Key Issues and Options
The key issue for the Council is what modifications to make to the UNAMID mandate, force structure and troop levels to reflect the current realities facing the mission, in particular in the context of its reconfiguration and drawdown as set out in resolution 2429, which referred to the mission’s exit in June 2020 “provided that there is no significant change in the security situation in Darfur”. A related issue is assessing the potential effect of further troop reductions on the security and human rights situations. An option is for such assessments to be informed by the findings and recommendations of the strategic review, which members expect to receive by 1 June. A possible option is a shorter term rollover of the mission’s mandate given the current uncertainties around the political situation.
A further issue is to assess progress made on the benchmarks and indicators of achievement for the exit of the mission set out in the Secretary-General’s report of 12 October 2018. The Council took note of these in its 11 December 2018 presidential statement and asked the Secretary-General to prioritise reporting on progress against the benchmarks and indicators “to help guide the Security Council’s considerations on the future of UNAMID’s mandate”.
There continue to be differences amongst Council members on the situation in Darfur, as was again apparent during the discussion following the 17 April briefing. Germany said that “decisions on the future of UNAMID must be shaped by developments on the ground” and emphasised the need “to take a close look” at the timeline. The UK said the “latest political developments have a direct impact on Darfur” and called for “a gradual and sensible approach, guided by the situation on the ground”. Other members such as Belgium, France and Peru expressed similar positions. The US expressed concern over “the impact of the events in Khartoum on the security and stability of Darfur” and stressed the need for “measurable and sustainable progress on prioritized benchmarks, in particular, demonstrating the government’s ability and capacity to protect and provide for the Darfur people and addressing the root causes of the conflict”. Absent such progress, the US said it “is supportive of the Council considering all options”.

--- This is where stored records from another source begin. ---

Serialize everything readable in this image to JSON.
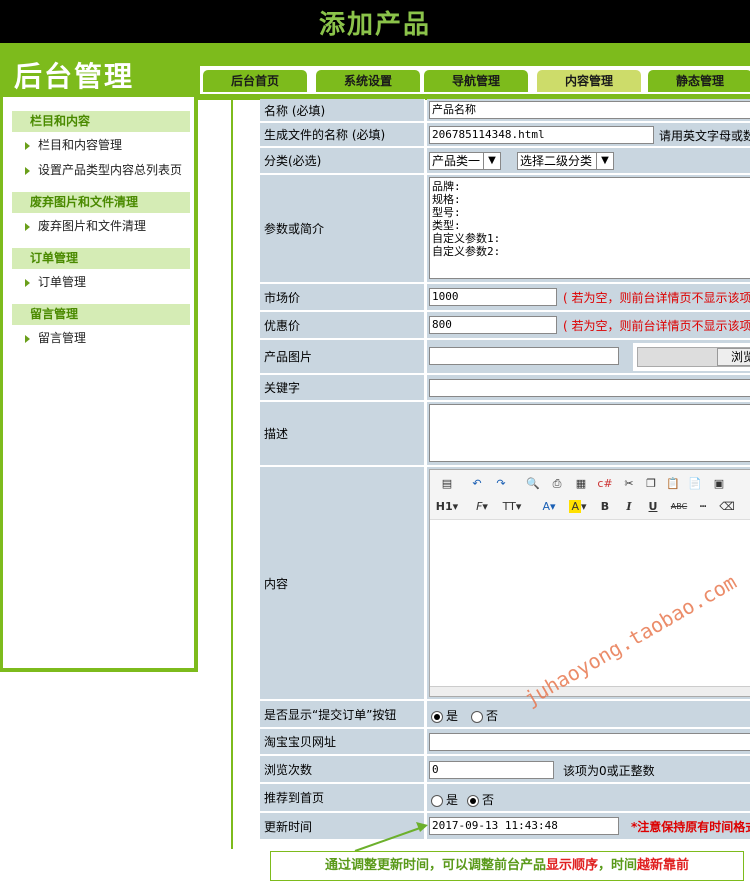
{
  "header": {
    "title": "添加产品",
    "logo": "后台管理"
  },
  "tabs": [
    {
      "label": "后台首页"
    },
    {
      "label": "系统设置"
    },
    {
      "label": "导航管理"
    },
    {
      "label": "内容管理"
    },
    {
      "label": "静态管理"
    }
  ],
  "sidebar": {
    "sections": [
      {
        "title": "栏目和内容",
        "items": [
          "栏目和内容管理",
          "设置产品类型内容总列表页"
        ]
      },
      {
        "title": "废弃图片和文件清理",
        "items": [
          "废弃图片和文件清理"
        ]
      },
      {
        "title": "订单管理",
        "items": [
          "订单管理"
        ]
      },
      {
        "title": "留言管理",
        "items": [
          "留言管理"
        ]
      }
    ]
  },
  "form": {
    "name_label": "名称 (必填)",
    "name_value": "产品名称",
    "filename_label": "生成文件的名称 (必填)",
    "filename_value": "206785114348.html",
    "filename_hint": "请用英文字母或数",
    "category_label": "分类(必选)",
    "category_value": "产品类一",
    "subcategory_value": "选择二级分类",
    "params_label": "参数或简介",
    "params_lines": [
      "品牌:",
      "规格:",
      "型号:",
      "类型:",
      "自定义参数1:",
      "自定义参数2:"
    ],
    "market_price_label": "市场价",
    "market_price_value": "1000",
    "market_price_hint": "( 若为空，则前台详情页不显示该项",
    "sale_price_label": "优惠价",
    "sale_price_value": "800",
    "sale_price_hint": "( 若为空，则前台详情页不显示该项",
    "image_label": "产品图片",
    "browse_label": "浏览",
    "keywords_label": "关键字",
    "desc_label": "描述",
    "content_label": "内容",
    "order_btn_label": "是否显示“提交订单”按钮",
    "yes": "是",
    "no": "否",
    "taobao_label": "淘宝宝贝网址",
    "views_label": "浏览次数",
    "views_value": "0",
    "views_hint": "该项为0或正整数",
    "recommend_label": "推荐到首页",
    "update_time_label": "更新时间",
    "update_time_value": "2017-09-13 11:43:48",
    "update_time_hint": "*注意保持原有时间格式"
  },
  "editor": {
    "heading_btn": "H1",
    "font_btn": "F",
    "size_btn": "TT",
    "color_btn": "A",
    "bg_btn": "A",
    "bold": "B",
    "italic": "I",
    "underline": "U",
    "strike": "ABC"
  },
  "annotation": {
    "part1": "通过调整更新时间，可以调整前台产品",
    "part2": "显示顺序",
    "part3": "，时间",
    "part4": "越新靠前"
  },
  "watermark": "juhaoyong.taobao.com",
  "colors": {
    "brand_green": "#7dbb1c",
    "label_bg": "#c9d6e0",
    "hint_red": "#dd0000"
  }
}
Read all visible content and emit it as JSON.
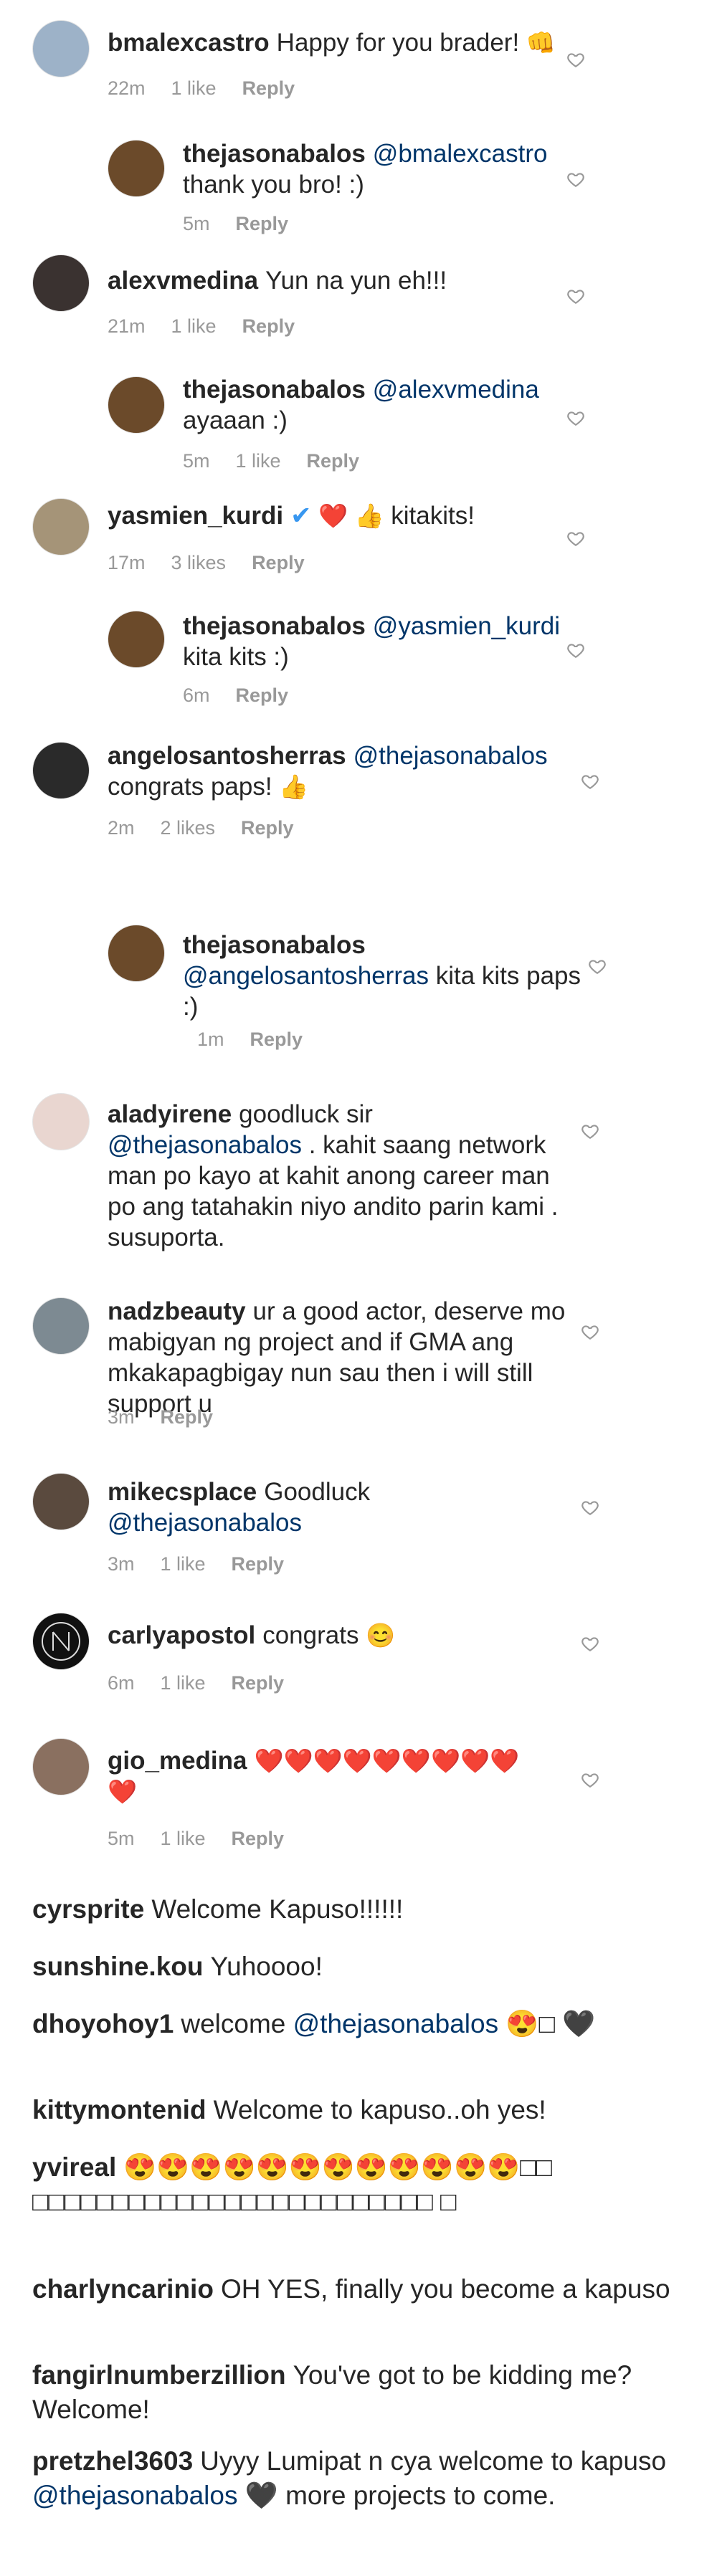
{
  "comments": [
    {
      "user": "bmalexcastro",
      "text": "Happy for you brader!",
      "emoji": "👊",
      "time": "22m",
      "likes": "1 like",
      "reply": "Reply"
    },
    {
      "user": "thejasonabalos",
      "mention": "@bmalexcastro",
      "text": "thank you bro! :)",
      "time": "5m",
      "reply": "Reply"
    },
    {
      "user": "alexvmedina",
      "text": "Yun na yun eh!!!",
      "time": "21m",
      "likes": "1 like",
      "reply": "Reply"
    },
    {
      "user": "thejasonabalos",
      "mention": "@alexvmedina",
      "text": "ayaaan :)",
      "time": "5m",
      "likes": "1 like",
      "reply": "Reply"
    },
    {
      "user": "yasmien_kurdi",
      "badge": "✔",
      "emoji": "❤️ 👍",
      "text": "kitakits!",
      "time": "17m",
      "likes": "3 likes",
      "reply": "Reply"
    },
    {
      "user": "thejasonabalos",
      "mention": "@yasmien_kurdi",
      "text": "kita kits :)",
      "time": "6m",
      "reply": "Reply"
    },
    {
      "user": "angelosantosherras",
      "mention": "@thejasonabalos",
      "text": "congrats paps!",
      "emoji": "👍",
      "time": "2m",
      "likes": "2 likes",
      "reply": "Reply"
    },
    {
      "user": "thejasonabalos",
      "mention": "@angelosantosherras",
      "text": "kita kits paps :)",
      "time": "1m",
      "reply": "Reply"
    },
    {
      "user": "aladyirene",
      "text_a": "goodluck sir",
      "mention": "@thejasonabalos",
      "text_b": ". kahit saang network man po kayo at kahit anong career man po ang tatahakin niyo andito parin kami . susuporta."
    },
    {
      "user": "nadzbeauty",
      "text": "ur a good actor, deserve mo mabigyan ng project and if GMA ang mkakapagbigay nun sau then i will still support u",
      "time": "3m",
      "reply": "Reply"
    },
    {
      "user": "mikecsplace",
      "text": "Goodluck",
      "mention": "@thejasonabalos",
      "time": "3m",
      "likes": "1 like",
      "reply": "Reply"
    },
    {
      "user": "carlyapostol",
      "text": "congrats",
      "emoji": "😊",
      "time": "6m",
      "likes": "1 like",
      "reply": "Reply"
    },
    {
      "user": "gio_medina",
      "emoji": "❤️❤️❤️❤️❤️❤️❤️❤️❤️ ❤️",
      "time": "5m",
      "likes": "1 like",
      "reply": "Reply"
    }
  ],
  "plain": [
    {
      "user": "cyrsprite",
      "text": "Welcome Kapuso!!!!!!"
    },
    {
      "user": "sunshine.kou",
      "text": "Yuhoooo!"
    },
    {
      "user": "dhoyohoy1",
      "text_a": "welcome",
      "mention": "@thejasonabalos",
      "text_b": "😍□ 🖤"
    },
    {
      "user": "kittymontenid",
      "text": "Welcome to kapuso..oh yes!"
    },
    {
      "user": "yvireal",
      "text": "😍😍😍😍😍😍😍😍😍😍😍😍□□ □□□□□□□□□□□□□□□□□□□□□□□□□ □"
    },
    {
      "user": "charlyncarinio",
      "text": "OH YES, finally you become a kapuso"
    },
    {
      "user": "fangirlnumberzillion",
      "text": "You've got to be kidding me? Welcome!"
    },
    {
      "user": "pretzhel3603",
      "text_a": "Uyyy Lumipat n cya welcome to kapuso",
      "mention": "@thejasonabalos",
      "text_b": "🖤 more projects to come."
    }
  ],
  "colors": {
    "text": "#262626",
    "meta": "#999999",
    "mention": "#003569",
    "heart": "#999999"
  }
}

However, Kuwait expressed the need for the Council “to continue the implementation of UNAMID’s exit strategy”, saying that “what is happening in the Sudan is a domestic affair that should not be interfered with”. Russia said that the Council “has no mandate to discuss the evolving political processes in that country” and that UNAMID’s withdrawal should progress; China similarly called for “non-interference in the internal affairs of states”.
The UK and Germany are co-penholders on the issue; Poland chairs the 1591 Sudan Sanctions Committee.
UN Documents on Darfur
|Security Council Resolution|
|13 July 2018S/RES/2429||This was a resolution, adopted unanimously, extending until 30 June 2019 the mandate of UNAMID. The resolution decided to reduce, over the course of the mandate renewal period, the troop ceiling to 4,050 personnel and authorised the deployment of the necessary police force, not exceeding 2,500 personnel.|
|Security Council Presidential Statement|
|11 December 2018S/PRST/2018/19||This was a presidential statement on the AU/UN Hybrid Operation in Darfur.|
|10 April 2019S/2019/305||This was the 90-day report of the Secretary-General on UNAMID.|
|Security Council Meeting Record|
|17 April 2019S/PV.8513||This was a briefing on UNAMID.|
|Security Council Press Statement|
|21 May 2019SC/13817||This was a press statement that condemned the looting of the West Darfur Headquarters of UNAMID.|